- WHAT THE EXERCISE ASKS:
Scan the entries below for the word "this". Copy out every line in which it occurs.

── RECORD SET

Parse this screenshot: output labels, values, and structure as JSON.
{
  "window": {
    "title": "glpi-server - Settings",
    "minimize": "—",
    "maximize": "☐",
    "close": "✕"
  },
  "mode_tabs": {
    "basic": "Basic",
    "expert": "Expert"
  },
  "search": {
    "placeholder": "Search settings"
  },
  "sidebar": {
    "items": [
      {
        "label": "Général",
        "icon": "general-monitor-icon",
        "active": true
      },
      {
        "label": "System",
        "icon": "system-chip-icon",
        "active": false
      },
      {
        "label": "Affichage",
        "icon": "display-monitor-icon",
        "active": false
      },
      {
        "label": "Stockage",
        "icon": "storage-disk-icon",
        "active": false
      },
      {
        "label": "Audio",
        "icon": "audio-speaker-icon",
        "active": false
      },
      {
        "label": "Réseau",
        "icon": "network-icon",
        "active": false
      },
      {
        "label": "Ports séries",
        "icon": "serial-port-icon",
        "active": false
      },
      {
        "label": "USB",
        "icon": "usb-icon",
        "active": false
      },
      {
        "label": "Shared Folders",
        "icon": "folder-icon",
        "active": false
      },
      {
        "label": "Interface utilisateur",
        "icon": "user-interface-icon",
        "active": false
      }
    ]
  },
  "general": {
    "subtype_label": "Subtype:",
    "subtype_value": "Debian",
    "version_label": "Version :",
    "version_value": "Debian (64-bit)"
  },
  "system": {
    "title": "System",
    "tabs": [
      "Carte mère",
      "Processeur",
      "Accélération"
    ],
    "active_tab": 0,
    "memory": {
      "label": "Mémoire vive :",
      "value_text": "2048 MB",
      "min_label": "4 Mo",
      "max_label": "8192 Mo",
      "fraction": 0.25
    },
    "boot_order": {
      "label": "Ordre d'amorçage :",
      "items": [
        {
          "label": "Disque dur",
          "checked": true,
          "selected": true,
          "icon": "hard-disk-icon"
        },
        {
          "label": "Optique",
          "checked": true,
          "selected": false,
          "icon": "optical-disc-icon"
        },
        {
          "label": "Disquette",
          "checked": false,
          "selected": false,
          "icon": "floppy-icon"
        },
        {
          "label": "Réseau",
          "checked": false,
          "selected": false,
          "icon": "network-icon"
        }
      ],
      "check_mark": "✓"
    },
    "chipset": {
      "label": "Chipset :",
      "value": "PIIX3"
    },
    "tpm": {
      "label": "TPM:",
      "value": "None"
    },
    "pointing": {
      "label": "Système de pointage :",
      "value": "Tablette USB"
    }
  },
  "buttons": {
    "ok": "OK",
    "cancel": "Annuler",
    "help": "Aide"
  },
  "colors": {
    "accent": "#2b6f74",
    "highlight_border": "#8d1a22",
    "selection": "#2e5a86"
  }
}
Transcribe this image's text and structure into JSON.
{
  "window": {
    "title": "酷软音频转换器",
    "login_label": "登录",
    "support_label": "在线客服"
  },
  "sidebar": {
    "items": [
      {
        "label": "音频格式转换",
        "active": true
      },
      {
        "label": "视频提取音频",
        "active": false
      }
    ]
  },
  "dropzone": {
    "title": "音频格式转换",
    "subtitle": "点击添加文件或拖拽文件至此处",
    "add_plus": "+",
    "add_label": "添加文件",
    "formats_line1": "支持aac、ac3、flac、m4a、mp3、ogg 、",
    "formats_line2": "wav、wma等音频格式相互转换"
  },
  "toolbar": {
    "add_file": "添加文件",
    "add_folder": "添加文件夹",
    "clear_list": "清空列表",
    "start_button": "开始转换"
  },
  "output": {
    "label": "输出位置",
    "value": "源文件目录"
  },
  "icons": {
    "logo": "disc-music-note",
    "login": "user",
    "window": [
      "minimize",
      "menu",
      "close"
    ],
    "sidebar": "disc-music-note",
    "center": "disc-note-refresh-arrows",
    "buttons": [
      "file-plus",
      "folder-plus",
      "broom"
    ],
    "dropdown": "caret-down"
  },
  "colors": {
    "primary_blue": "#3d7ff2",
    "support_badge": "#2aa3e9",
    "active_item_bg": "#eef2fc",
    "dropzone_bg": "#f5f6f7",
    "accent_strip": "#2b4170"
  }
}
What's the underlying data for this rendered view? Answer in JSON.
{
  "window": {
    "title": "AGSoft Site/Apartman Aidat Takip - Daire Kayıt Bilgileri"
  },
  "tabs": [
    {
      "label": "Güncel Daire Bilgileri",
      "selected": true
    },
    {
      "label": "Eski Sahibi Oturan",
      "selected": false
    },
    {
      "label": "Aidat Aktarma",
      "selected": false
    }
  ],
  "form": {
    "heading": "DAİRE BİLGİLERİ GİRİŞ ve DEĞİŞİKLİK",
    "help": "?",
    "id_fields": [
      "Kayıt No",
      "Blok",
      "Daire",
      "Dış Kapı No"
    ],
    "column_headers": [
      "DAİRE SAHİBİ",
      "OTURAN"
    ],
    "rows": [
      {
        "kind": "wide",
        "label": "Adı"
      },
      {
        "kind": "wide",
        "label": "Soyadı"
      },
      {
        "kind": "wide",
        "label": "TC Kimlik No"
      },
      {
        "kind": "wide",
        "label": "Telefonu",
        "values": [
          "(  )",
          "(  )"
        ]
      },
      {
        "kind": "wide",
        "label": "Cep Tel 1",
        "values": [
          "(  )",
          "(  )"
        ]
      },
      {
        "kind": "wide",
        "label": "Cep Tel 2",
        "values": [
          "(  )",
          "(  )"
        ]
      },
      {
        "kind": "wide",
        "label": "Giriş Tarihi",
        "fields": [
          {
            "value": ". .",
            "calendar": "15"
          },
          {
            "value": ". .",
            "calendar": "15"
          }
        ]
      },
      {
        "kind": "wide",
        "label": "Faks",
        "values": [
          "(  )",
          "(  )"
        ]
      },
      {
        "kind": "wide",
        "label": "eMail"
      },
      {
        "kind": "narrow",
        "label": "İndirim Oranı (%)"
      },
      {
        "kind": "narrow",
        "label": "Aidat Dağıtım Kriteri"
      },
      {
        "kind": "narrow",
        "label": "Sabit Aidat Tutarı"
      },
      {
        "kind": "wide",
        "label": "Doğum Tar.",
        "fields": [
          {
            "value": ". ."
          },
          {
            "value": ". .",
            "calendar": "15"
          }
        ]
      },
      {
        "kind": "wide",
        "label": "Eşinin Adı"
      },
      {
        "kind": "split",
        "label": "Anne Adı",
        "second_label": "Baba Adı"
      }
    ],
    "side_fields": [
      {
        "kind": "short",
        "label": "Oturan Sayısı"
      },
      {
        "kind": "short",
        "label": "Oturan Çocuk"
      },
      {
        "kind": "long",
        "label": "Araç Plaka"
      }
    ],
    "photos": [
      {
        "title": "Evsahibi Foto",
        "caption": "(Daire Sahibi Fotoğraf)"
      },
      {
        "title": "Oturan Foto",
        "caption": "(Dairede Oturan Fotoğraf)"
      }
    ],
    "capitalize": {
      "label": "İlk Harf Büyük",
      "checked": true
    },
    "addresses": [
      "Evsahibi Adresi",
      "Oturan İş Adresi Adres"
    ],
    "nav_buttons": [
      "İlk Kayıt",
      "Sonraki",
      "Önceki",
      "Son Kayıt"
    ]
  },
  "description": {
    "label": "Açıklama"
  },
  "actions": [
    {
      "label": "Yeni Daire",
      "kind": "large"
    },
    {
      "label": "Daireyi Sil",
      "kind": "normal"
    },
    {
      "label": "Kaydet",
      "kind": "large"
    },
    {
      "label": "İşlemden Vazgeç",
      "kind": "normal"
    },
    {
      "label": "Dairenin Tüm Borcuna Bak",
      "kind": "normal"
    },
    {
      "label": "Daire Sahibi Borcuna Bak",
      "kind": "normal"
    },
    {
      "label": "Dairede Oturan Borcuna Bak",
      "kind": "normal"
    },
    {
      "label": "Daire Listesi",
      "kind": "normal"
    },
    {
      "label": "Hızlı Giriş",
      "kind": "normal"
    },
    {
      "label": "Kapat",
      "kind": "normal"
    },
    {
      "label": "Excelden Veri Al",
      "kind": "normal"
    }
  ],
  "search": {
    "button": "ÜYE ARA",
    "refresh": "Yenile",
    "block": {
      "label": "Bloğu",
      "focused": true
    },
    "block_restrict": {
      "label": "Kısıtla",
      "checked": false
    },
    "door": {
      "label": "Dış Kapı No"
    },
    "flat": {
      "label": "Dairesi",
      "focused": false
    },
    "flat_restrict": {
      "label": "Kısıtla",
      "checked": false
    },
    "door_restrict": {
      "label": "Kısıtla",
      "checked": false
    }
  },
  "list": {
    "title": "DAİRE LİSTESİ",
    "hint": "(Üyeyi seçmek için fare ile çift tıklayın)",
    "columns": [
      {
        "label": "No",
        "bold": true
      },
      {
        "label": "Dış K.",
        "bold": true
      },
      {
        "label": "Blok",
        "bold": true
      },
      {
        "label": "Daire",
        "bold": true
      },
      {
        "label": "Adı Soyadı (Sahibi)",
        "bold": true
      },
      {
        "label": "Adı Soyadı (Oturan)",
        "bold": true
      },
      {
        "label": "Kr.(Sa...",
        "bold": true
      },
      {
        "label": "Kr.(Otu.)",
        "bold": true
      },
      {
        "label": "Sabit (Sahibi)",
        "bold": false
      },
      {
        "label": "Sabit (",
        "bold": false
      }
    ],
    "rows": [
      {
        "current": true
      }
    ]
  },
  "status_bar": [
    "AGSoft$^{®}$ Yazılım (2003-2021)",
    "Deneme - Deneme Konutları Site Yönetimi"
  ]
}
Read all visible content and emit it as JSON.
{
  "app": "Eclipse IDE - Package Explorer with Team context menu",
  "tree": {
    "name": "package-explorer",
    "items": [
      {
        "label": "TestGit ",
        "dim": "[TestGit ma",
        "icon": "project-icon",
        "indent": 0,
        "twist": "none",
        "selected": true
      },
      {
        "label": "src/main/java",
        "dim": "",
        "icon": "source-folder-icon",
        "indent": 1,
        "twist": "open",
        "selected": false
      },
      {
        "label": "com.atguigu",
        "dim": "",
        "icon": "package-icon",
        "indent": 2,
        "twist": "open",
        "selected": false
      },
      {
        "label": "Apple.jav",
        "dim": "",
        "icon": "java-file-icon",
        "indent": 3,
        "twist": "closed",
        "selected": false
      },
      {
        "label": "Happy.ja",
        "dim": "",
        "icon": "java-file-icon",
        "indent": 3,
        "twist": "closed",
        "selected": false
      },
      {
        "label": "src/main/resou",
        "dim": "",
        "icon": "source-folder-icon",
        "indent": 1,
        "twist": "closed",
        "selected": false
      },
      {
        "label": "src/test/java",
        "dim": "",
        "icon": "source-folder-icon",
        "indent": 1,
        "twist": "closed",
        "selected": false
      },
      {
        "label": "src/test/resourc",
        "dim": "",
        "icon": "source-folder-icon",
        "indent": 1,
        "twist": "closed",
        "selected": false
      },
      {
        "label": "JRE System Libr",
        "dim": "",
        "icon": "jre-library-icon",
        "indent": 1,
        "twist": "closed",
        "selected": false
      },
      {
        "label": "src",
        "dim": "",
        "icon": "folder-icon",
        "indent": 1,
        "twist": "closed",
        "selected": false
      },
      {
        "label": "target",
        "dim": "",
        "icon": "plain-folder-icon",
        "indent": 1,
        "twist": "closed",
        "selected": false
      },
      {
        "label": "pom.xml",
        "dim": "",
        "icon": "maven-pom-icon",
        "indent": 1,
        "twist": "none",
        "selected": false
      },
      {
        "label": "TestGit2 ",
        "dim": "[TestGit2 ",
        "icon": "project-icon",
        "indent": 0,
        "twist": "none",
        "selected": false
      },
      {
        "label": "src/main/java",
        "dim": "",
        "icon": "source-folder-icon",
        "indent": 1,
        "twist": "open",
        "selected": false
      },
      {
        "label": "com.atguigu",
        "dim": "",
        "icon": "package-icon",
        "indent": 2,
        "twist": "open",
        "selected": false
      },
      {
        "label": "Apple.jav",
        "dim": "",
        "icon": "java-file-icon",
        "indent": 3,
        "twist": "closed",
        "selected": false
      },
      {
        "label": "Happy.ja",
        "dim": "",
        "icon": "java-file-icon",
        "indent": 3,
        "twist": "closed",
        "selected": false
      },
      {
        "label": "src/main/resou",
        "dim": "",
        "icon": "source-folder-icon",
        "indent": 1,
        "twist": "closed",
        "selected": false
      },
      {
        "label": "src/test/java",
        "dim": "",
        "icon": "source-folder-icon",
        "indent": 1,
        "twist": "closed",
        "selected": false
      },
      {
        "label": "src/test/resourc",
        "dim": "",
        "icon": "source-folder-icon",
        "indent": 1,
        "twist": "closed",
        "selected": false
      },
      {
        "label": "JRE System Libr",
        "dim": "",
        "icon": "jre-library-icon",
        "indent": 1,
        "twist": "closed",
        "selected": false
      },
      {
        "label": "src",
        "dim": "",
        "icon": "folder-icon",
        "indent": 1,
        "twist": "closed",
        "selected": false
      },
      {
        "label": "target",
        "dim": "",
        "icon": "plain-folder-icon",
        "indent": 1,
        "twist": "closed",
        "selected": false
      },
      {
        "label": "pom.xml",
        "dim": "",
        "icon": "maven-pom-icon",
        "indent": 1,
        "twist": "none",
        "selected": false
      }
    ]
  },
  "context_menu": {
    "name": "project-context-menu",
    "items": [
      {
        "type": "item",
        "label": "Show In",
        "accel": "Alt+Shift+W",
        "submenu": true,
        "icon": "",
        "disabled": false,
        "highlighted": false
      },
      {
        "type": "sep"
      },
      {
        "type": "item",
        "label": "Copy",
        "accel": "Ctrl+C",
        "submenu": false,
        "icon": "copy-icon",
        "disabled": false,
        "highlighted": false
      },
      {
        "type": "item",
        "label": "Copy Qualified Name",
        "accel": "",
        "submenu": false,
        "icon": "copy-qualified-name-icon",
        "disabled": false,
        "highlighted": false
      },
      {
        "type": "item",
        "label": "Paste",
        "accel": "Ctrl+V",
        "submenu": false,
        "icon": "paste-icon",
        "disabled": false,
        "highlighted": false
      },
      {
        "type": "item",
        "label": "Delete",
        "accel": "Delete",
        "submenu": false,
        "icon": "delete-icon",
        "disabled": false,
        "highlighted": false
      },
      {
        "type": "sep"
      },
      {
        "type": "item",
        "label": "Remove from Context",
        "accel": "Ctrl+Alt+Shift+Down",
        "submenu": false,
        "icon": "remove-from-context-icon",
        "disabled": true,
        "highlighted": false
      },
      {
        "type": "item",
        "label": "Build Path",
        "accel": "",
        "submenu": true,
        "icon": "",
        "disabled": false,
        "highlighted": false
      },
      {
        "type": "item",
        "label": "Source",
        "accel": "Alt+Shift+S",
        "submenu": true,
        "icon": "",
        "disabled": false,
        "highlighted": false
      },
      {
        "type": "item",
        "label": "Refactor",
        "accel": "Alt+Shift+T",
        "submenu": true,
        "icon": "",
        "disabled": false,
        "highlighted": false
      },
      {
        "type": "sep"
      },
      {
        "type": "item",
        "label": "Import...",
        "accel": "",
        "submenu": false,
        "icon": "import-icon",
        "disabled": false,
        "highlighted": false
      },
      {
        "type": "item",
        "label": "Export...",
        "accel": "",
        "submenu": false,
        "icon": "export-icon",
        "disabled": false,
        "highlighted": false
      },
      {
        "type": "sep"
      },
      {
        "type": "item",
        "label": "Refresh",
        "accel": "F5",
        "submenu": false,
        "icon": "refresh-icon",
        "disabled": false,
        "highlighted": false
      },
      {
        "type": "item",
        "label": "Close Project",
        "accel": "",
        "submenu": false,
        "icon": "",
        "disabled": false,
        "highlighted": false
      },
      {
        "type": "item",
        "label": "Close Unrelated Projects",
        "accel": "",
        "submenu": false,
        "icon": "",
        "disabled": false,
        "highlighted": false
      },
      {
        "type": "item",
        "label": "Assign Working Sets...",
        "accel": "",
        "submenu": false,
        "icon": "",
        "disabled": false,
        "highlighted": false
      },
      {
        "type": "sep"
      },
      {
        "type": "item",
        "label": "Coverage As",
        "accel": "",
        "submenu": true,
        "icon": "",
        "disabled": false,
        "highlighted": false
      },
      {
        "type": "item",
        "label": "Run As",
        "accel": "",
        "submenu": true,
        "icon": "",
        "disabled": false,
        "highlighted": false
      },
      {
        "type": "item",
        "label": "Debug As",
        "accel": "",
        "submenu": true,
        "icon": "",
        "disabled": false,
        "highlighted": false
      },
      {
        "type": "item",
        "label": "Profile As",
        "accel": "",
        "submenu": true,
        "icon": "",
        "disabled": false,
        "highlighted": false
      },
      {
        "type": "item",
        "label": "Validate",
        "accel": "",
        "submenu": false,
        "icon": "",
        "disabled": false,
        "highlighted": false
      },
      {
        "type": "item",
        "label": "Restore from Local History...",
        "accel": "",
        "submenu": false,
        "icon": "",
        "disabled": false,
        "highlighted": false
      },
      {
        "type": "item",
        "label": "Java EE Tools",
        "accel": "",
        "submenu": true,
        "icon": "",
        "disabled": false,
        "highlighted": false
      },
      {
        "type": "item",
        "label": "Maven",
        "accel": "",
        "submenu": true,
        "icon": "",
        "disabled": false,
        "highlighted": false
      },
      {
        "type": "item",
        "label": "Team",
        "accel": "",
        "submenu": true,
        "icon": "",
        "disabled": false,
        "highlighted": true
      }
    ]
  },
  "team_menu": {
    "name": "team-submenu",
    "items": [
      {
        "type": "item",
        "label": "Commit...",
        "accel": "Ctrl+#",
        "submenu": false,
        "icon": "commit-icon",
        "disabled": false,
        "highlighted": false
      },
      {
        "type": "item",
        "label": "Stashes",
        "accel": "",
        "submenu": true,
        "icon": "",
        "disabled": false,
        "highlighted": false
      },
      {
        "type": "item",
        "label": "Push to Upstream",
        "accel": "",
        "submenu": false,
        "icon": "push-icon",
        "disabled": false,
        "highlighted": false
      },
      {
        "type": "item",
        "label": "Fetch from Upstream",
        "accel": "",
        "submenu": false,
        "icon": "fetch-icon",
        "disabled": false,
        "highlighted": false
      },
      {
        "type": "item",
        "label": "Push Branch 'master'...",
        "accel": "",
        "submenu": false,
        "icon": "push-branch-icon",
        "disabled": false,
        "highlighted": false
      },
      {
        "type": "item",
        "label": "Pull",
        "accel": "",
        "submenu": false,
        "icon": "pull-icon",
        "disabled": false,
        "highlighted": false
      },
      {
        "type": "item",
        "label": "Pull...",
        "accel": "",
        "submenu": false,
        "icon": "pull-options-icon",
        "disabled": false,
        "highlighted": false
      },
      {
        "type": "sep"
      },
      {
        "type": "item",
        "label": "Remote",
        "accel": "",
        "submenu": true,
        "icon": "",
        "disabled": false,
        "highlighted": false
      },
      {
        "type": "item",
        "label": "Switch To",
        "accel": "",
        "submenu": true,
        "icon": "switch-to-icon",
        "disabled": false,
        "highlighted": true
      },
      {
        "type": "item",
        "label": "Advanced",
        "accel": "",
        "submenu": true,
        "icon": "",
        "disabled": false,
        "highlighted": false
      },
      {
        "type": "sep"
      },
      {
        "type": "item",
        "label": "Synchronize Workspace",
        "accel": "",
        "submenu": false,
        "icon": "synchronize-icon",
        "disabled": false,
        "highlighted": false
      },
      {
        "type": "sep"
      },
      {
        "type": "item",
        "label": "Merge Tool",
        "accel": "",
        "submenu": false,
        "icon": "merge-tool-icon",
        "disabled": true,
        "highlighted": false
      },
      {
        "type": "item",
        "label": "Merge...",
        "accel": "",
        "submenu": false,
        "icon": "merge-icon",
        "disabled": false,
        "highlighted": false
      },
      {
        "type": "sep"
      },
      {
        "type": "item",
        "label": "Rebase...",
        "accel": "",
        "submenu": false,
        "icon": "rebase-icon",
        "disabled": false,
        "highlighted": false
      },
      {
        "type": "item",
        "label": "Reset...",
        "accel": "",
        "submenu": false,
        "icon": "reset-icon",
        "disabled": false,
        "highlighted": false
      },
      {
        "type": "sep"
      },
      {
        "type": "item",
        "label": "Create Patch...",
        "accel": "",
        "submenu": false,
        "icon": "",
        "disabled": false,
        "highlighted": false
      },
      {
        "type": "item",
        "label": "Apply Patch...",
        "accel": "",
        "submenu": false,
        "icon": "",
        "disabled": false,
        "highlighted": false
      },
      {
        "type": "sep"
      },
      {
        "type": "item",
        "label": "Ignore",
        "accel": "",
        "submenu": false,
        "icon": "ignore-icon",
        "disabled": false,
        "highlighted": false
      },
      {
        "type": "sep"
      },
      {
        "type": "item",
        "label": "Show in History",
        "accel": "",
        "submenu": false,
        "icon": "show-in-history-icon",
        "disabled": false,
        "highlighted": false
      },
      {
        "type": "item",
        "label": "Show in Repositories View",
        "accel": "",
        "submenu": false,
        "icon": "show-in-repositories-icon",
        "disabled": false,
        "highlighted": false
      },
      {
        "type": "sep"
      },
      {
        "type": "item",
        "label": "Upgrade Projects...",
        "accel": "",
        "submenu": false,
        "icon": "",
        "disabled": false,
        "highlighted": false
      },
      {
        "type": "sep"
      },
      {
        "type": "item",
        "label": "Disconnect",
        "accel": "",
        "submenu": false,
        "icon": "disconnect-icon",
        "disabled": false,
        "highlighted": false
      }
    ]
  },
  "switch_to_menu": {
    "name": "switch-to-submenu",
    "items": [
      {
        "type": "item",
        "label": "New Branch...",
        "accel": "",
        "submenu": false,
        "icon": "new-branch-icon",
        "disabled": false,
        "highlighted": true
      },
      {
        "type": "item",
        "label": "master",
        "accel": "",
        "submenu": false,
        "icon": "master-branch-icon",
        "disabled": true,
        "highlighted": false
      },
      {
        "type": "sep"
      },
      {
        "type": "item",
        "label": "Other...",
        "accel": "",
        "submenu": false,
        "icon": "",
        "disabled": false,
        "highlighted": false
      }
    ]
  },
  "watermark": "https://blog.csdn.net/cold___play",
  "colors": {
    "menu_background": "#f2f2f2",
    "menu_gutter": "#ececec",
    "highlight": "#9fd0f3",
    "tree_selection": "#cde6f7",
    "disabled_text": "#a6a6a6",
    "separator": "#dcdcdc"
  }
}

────

- SOLVED EXERCISE:
Parse this screenshot: output labels, values, and structure as JSON.
Transcribe this image's text and structure into JSON.
What's the underlying data for this rendered view? Answer in JSON.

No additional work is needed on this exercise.